Algorithm for relieving the sensation of suffocation
In their article on palliative care for COVID-19 patients, Anne-Tove Brenne et al. highlight the importance of good communication between different levels of care (5). They emphasise too that high symptom intensity and rapid progression make it difficult to follow standard guidelines for the gradual escalation of drug doses until efficacy is achieved. Palliative medicine experts within the Western Norway Regional Health Authority have therefore collaborated to produce a concise algorithm for alleviating the sensation of suffocation, suitable to carry in a pocket or on a mobile phone. The algorithm is available from the Regional Centre of Excellence for Palliative Care and can be adapted and incorporated into local procedures (6). It is important that the first doctor to see the patient can quickly gain control of the symptoms.
A patient who is fighting for breath can best be helped using medications that reduce the effort required to breath by blocking hypoxia-induced stimulation of respiration, and medications that alleviate the fear of dying. The drugs of choice are therefore morphine (which lowers respiratory rate and effort, and reduces shortness of breath by reducing sensitivity to hypoxia and hypercapnia) and midazolam (which is a sedative, anxiolytic and muscle relaxant) (2, 7, 8). The algorithm for alleviating the sensation of suffocation (6) differs from the current guidelines in that it recommends a high starting dose, greater dose escalation at each step, routine co-administration of morphine and midazolam, and an instruction to consider rapid establishment and use of intravenous access, if not already available. This adjusted regimen is necessary to enable the provision of effective relief, even if doing so may somewhat shorten the life of the patient.

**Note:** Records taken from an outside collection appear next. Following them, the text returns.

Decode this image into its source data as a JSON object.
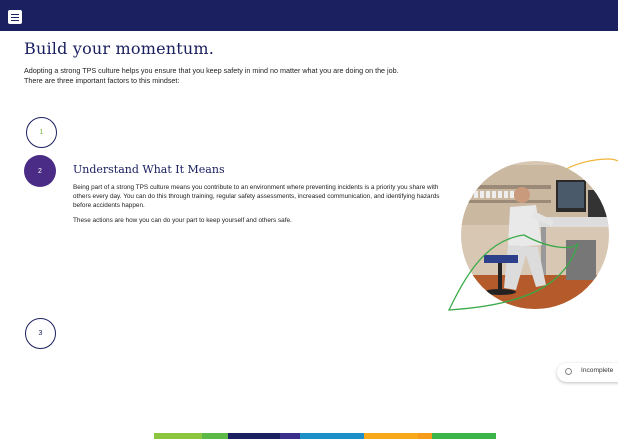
{
  "header": {
    "menu_icon": "hamburger-menu-icon"
  },
  "page": {
    "title": "Build your momentum.",
    "intro_line1": "Adopting a strong TPS culture helps you ensure that you keep safety in mind no matter what you are doing on the job.",
    "intro_line2": "There are three important factors to this mindset:"
  },
  "steps": [
    {
      "number": "1"
    },
    {
      "number": "2"
    },
    {
      "number": "3"
    }
  ],
  "factor": {
    "title": "Understand What It Means",
    "paragraph1": "Being part of a strong TPS culture means you contribute to an environment where preventing incidents is a priority you share with others every day. You can do this through training, regular safety assessments, increased communication, and identifying hazards before accidents happen.",
    "paragraph2": "These actions are how you can do your part to keep yourself and others safe."
  },
  "status": {
    "label": "Incomplete"
  },
  "colors": {
    "header": "#1b2060",
    "active_step": "#4a2c86",
    "accent_green": "#7bbf3f",
    "footer_segments": [
      "#8cc63f",
      "#5cb947",
      "#1b2060",
      "#3a2f8a",
      "#1e90c9",
      "#f7a81b",
      "#f59a1b",
      "#3bb54a"
    ]
  }
}
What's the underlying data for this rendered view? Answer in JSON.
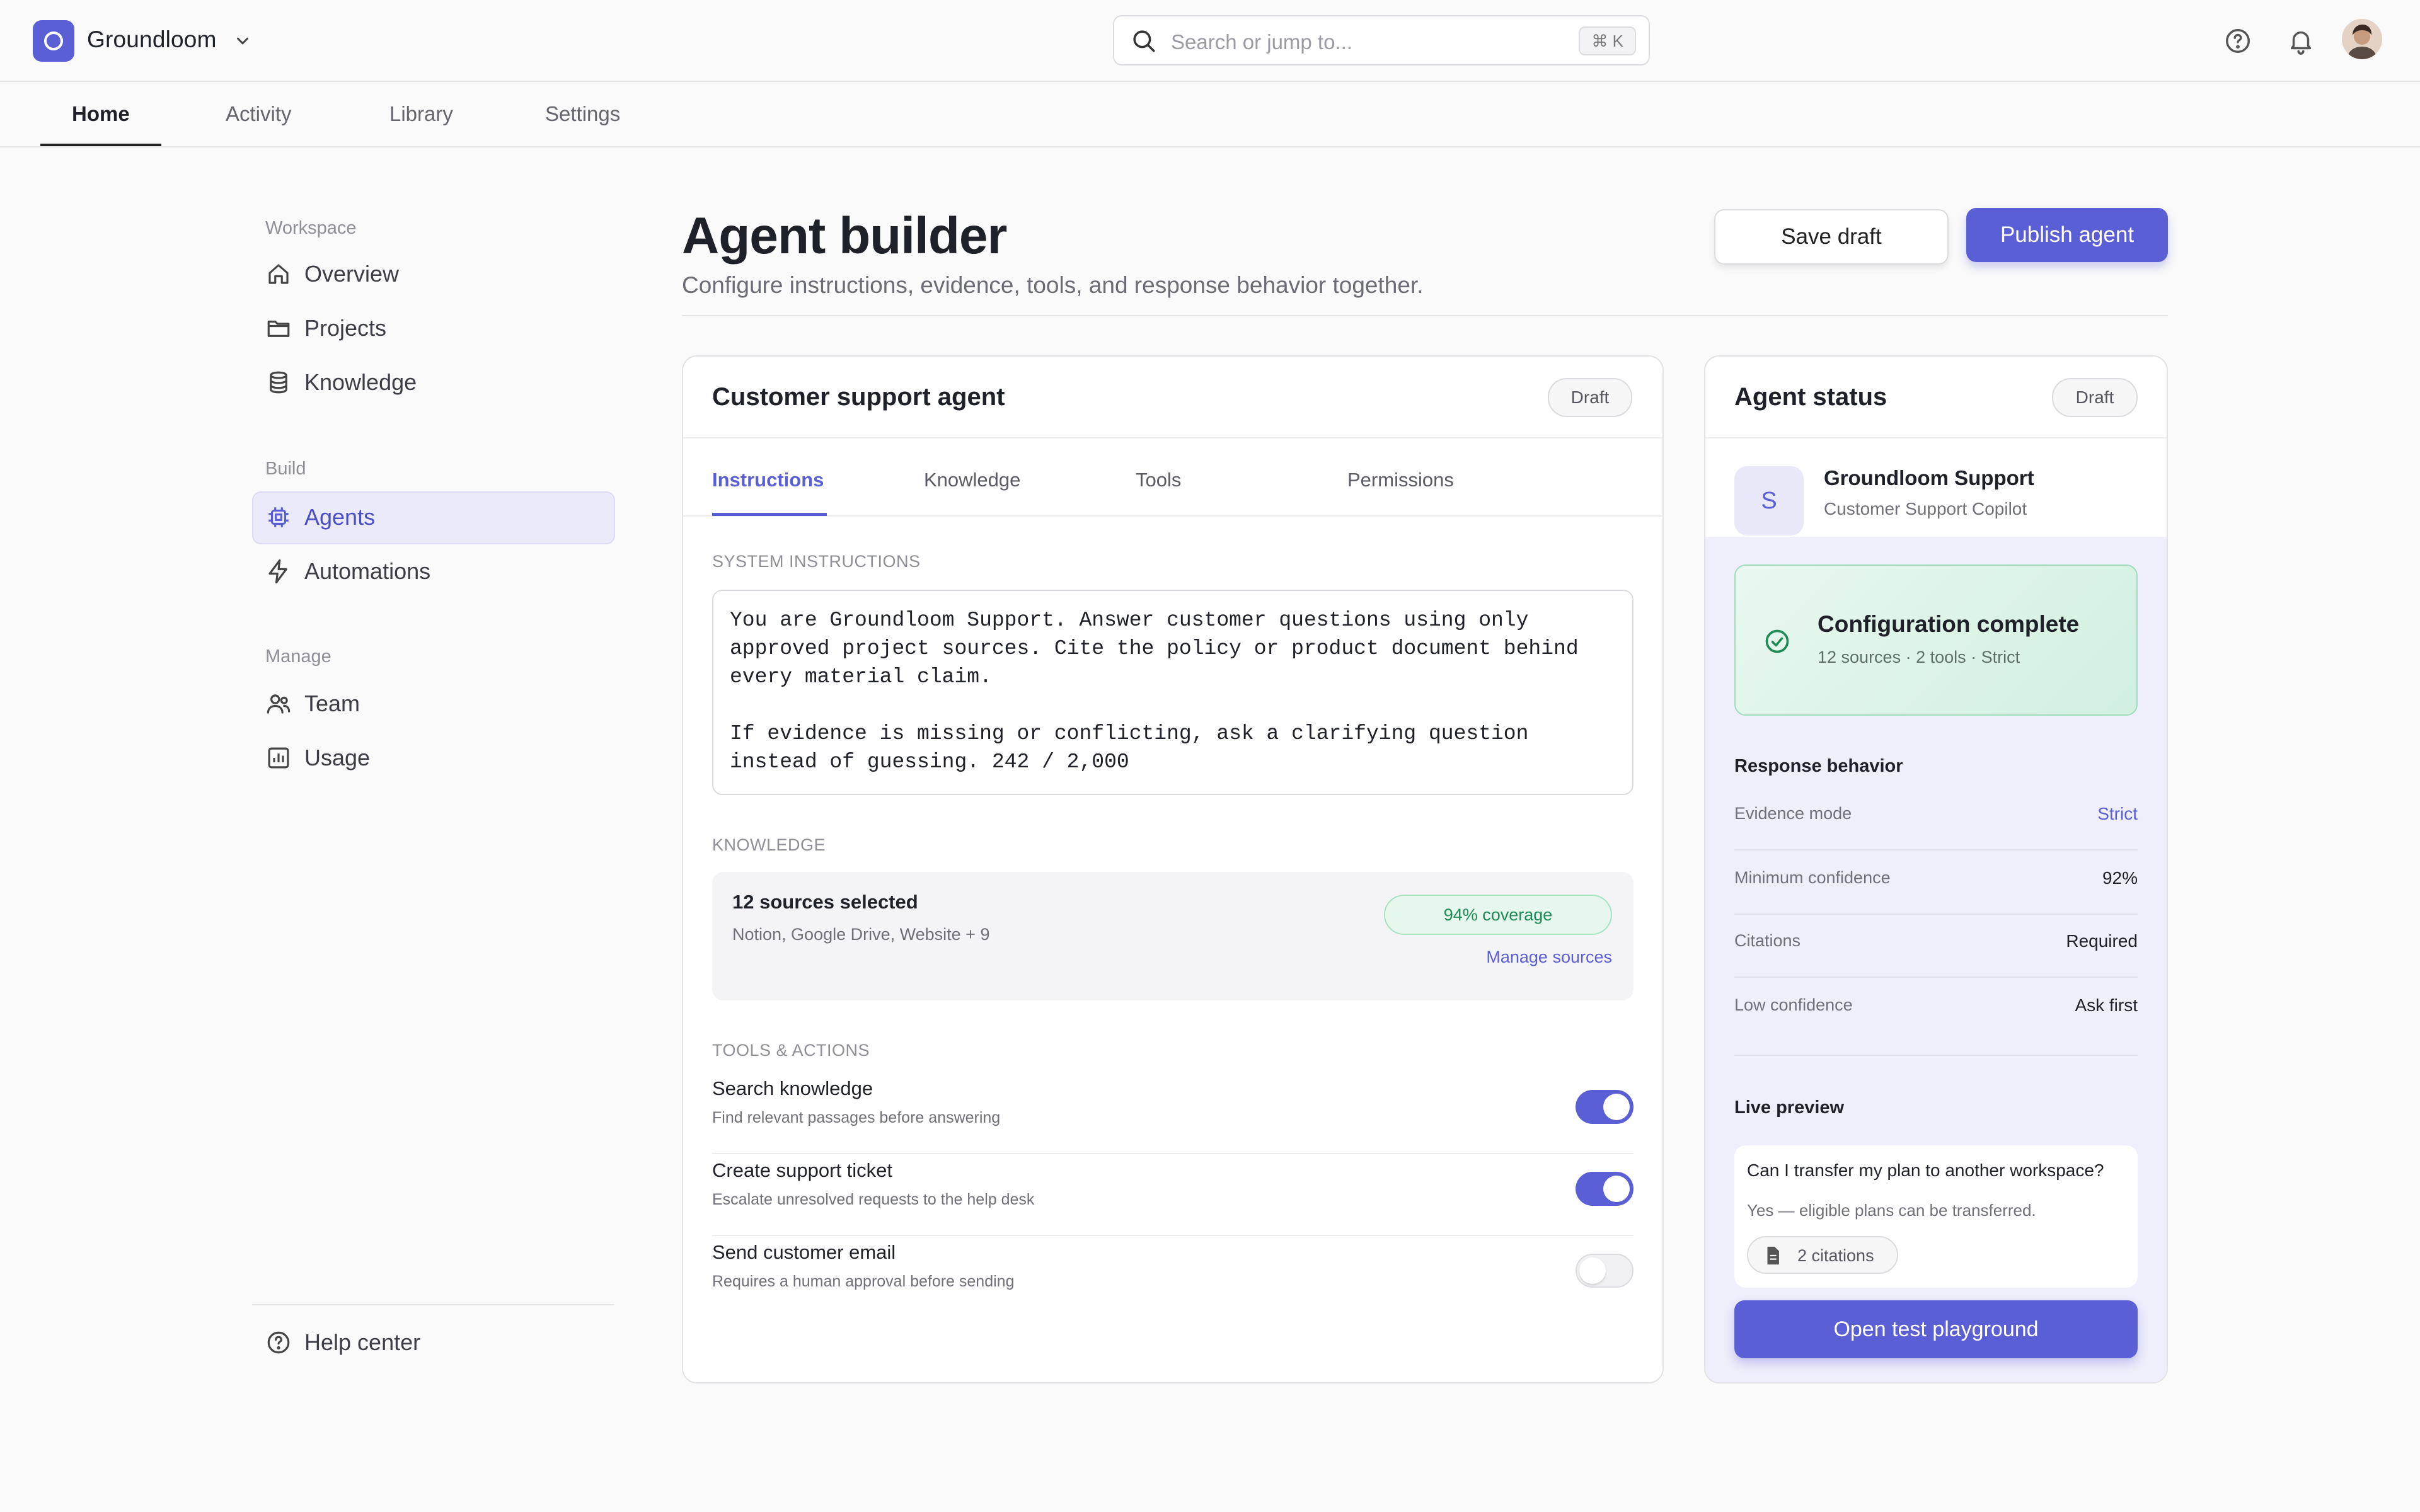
{
  "app": {
    "name": "Groundloom"
  },
  "search": {
    "placeholder": "Search or jump to...",
    "shortcut": "⌘ K"
  },
  "nav": {
    "tabs": [
      "Home",
      "Activity",
      "Library",
      "Settings"
    ],
    "active": "Home"
  },
  "sidebar": {
    "sections": [
      {
        "title": "Workspace",
        "items": [
          {
            "label": "Overview",
            "icon": "home-icon"
          },
          {
            "label": "Projects",
            "icon": "folder-icon"
          },
          {
            "label": "Knowledge",
            "icon": "database-icon"
          }
        ]
      },
      {
        "title": "Build",
        "items": [
          {
            "label": "Agents",
            "icon": "chip-icon",
            "active": true
          },
          {
            "label": "Automations",
            "icon": "bolt-icon"
          }
        ]
      },
      {
        "title": "Manage",
        "items": [
          {
            "label": "Team",
            "icon": "users-icon"
          },
          {
            "label": "Usage",
            "icon": "chart-icon"
          }
        ]
      }
    ],
    "footer": {
      "label": "Help center",
      "icon": "help-icon"
    }
  },
  "page": {
    "title": "Agent builder",
    "subtitle": "Configure instructions, evidence, tools, and response behavior together.",
    "save_label": "Save draft",
    "publish_label": "Publish agent"
  },
  "agent_card": {
    "title": "Customer support agent",
    "badge": "Draft",
    "tabs": [
      "Instructions",
      "Knowledge",
      "Tools",
      "Permissions"
    ],
    "active_tab": "Instructions",
    "instructions_label": "SYSTEM INSTRUCTIONS",
    "instructions_text": "You are Groundloom Support. Answer customer questions using only approved project sources. Cite the policy or product document behind every material claim.\n\nIf evidence is missing or conflicting, ask a clarifying question instead of guessing. 242 / 2,000",
    "knowledge_label": "KNOWLEDGE",
    "knowledge": {
      "title": "12 sources selected",
      "sources": "Notion, Google Drive, Website + 9",
      "coverage": "94% coverage",
      "manage": "Manage sources"
    },
    "tools_label": "TOOLS & ACTIONS",
    "tools": [
      {
        "title": "Search knowledge",
        "desc": "Find relevant passages before answering",
        "enabled": true
      },
      {
        "title": "Create support ticket",
        "desc": "Escalate unresolved requests to the help desk",
        "enabled": true
      },
      {
        "title": "Send customer email",
        "desc": "Requires a human approval before sending",
        "enabled": false
      }
    ]
  },
  "status_card": {
    "title": "Agent status",
    "badge": "Draft",
    "agent_initial": "S",
    "agent_name": "Groundloom Support",
    "agent_role": "Customer Support Copilot",
    "config_title": "Configuration complete",
    "config_meta": "12 sources · 2 tools · Strict",
    "behavior_title": "Response behavior",
    "behavior": [
      {
        "label": "Evidence mode",
        "value": "Strict",
        "accent": true
      },
      {
        "label": "Minimum confidence",
        "value": "92%"
      },
      {
        "label": "Citations",
        "value": "Required"
      },
      {
        "label": "Low confidence",
        "value": "Ask first"
      }
    ],
    "preview_title": "Live preview",
    "preview_question": "Can I transfer my plan to another workspace?",
    "preview_answer": "Yes — eligible plans can be transferred.",
    "citations": "2 citations",
    "playground_label": "Open test playground"
  },
  "colors": {
    "accent": "#5b5fd6",
    "success": "#1f8a55"
  }
}
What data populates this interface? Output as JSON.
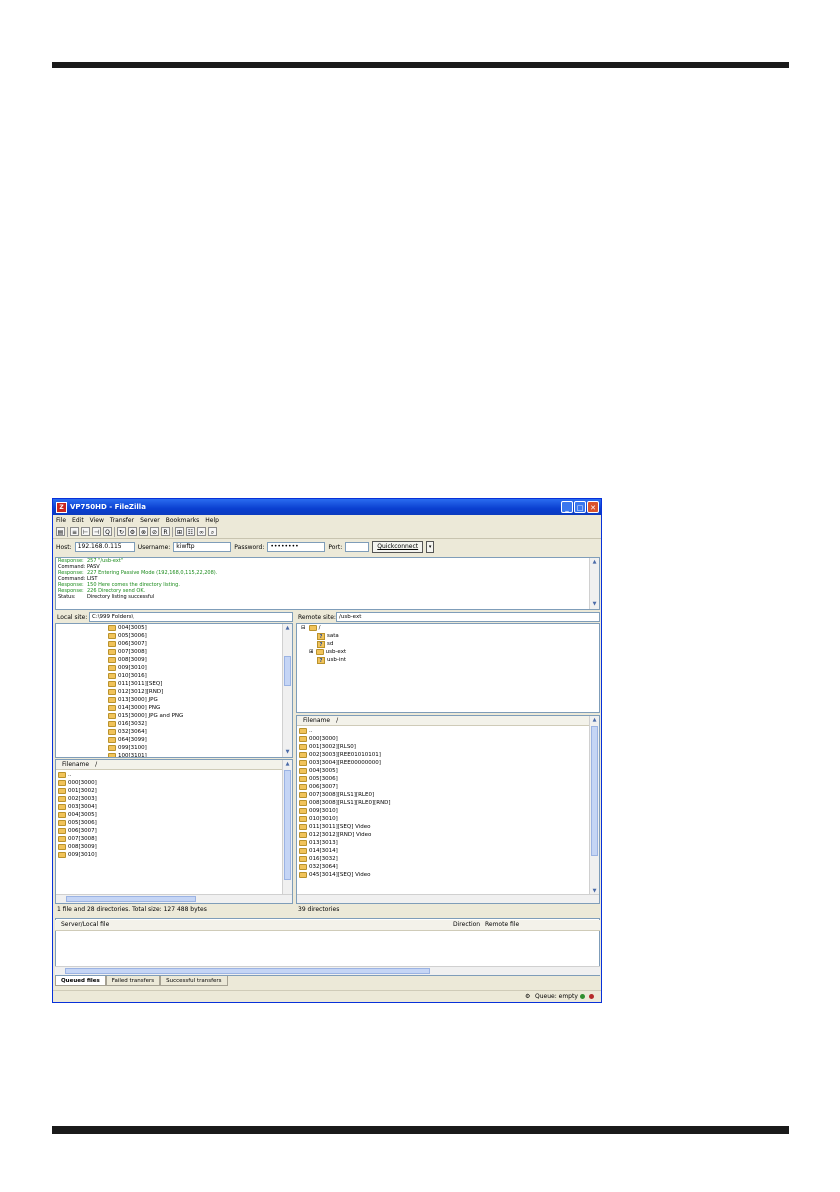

In brief, 5 mg morphine and 2.5 mg midazolam should immediately be administered intravenously
In brief, 5 mg morphine and 2.5 mg midazolam should immediately be administered intravenously. For subcutaneous administration, the starting dose is 10 mg morphine and 5 mg midazolam. Intravenous access and transition to an intravenous regimen should then be considered. For both routes of administration, the dose should be adjusted at specific time intervals in line with the recommendations (6). A low threshold is recommended for contacting local experts in palliative care to plan the subsequent course.
In the absence of evidence for a new clinical condition, we have chosen to reach a consensus on best practice based on available reports. The course of the terminal phase varies greatly across patients, but is characterised by a risk of rapid deterioration (10–20 minutes), even when initial symptoms are of low intensity. Death may occur shortly afterwards, or may follow a terminal phase lasting from hours to a few days, in which further rapid deteriorations may occur (M. Nystad, S. Steine, personal communication). It is crucial that experiences are collated and used as a basis on which to quickly adjust the recommendations. This will enable the healthcare system to offer suitable treatment so that patients do not have to end their lives with the sensation of being suffocated.